By Onkel Bob (not verified) on 09 Nov 2008 #permalink

Onkel Bob: I'd guess at least 1/3, maybe even 1/2 of the audience was under the age of 50, but yeah, there were a lot of geriatrics (like myself) in the crowd.

At our cinema presentation, the hall was ~4/5 full (as opposed to >100% for a Verdi etc). Of these I'd say 1/3 were less than 60.

Edited by Doc Bushwell. For whatever reason, Movable Type did not recognize the mathematical "less than" sign.

Thanks! I am not an opera aficionado. The frau dragged me to Pirates at City Opera, and I have earned a 10 year exemption from future events.
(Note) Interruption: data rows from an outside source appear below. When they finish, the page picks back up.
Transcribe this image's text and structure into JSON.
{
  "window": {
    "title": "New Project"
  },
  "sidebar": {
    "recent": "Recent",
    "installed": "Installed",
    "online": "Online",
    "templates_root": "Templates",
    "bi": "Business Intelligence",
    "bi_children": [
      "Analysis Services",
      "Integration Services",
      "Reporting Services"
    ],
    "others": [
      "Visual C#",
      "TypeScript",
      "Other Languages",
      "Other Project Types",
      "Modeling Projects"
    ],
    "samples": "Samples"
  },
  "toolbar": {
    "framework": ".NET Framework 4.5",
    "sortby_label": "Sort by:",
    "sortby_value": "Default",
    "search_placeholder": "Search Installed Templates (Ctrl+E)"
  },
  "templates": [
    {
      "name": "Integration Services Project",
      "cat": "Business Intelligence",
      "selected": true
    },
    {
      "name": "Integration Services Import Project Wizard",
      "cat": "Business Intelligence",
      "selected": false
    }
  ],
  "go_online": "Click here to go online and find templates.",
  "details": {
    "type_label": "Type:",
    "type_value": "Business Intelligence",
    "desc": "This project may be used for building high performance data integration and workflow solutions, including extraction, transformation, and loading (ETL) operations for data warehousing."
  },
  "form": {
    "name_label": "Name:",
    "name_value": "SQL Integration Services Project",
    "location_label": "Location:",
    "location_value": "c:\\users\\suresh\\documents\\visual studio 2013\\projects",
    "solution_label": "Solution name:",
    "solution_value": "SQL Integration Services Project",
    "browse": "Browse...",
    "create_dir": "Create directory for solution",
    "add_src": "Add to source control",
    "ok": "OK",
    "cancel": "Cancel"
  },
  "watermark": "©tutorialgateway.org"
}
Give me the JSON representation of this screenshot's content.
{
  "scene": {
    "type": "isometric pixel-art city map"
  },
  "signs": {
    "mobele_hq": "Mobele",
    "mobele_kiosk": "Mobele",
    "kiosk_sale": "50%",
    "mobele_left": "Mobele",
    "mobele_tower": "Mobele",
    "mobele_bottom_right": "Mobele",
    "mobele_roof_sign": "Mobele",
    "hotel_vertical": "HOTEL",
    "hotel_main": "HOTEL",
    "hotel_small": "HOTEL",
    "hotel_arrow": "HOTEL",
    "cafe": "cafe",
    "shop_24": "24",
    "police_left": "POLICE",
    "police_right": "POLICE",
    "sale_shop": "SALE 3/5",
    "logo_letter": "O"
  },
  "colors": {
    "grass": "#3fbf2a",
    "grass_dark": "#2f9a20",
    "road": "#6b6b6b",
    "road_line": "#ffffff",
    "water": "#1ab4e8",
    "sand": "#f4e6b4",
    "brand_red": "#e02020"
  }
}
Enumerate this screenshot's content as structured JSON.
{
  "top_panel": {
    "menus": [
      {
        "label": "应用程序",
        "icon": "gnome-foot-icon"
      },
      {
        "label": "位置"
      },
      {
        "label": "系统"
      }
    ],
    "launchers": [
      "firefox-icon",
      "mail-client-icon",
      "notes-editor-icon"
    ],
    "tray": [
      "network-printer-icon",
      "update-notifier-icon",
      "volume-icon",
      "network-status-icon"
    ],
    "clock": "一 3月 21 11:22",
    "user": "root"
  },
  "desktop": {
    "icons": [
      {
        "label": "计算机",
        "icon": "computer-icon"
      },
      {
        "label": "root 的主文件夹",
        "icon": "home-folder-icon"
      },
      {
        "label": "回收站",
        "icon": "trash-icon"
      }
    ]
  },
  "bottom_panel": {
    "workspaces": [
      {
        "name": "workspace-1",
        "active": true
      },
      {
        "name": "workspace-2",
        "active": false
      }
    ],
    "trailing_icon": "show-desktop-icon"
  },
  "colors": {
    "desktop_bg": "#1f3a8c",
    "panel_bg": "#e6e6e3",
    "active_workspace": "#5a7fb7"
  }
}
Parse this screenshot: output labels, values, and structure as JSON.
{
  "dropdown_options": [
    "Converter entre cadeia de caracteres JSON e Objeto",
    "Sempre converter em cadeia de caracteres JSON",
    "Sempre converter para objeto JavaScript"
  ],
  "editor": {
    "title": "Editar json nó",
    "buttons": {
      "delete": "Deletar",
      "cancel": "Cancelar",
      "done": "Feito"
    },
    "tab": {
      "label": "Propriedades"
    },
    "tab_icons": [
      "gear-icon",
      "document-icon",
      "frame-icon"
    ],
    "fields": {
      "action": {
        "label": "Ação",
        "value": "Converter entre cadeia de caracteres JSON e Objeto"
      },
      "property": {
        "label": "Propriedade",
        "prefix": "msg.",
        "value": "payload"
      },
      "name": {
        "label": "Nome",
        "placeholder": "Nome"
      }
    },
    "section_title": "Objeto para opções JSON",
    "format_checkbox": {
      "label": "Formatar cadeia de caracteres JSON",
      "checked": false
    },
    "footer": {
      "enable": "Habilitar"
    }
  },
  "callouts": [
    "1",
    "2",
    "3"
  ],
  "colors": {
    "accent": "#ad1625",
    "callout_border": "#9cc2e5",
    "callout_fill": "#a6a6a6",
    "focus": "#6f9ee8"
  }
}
Hopefully, in those years my tinnitus will progress to the point that I earn a permanent medical exemption.
Nevertheless, this subject intrigued me. I am curious how well the older population (and the unquestionable base of opera's customer base) received this topic / treatment. I also wonder if it will inject some youth into the opera audience.
It appears the older audience still attends and are not afraid of new compositions. I'm guessing that Adams is "accepted" into the repertoire. Interesting, that it attracts a somewhat younger audience.

By Onkel Bob (not verified) on 10 Nov 2008 #permalink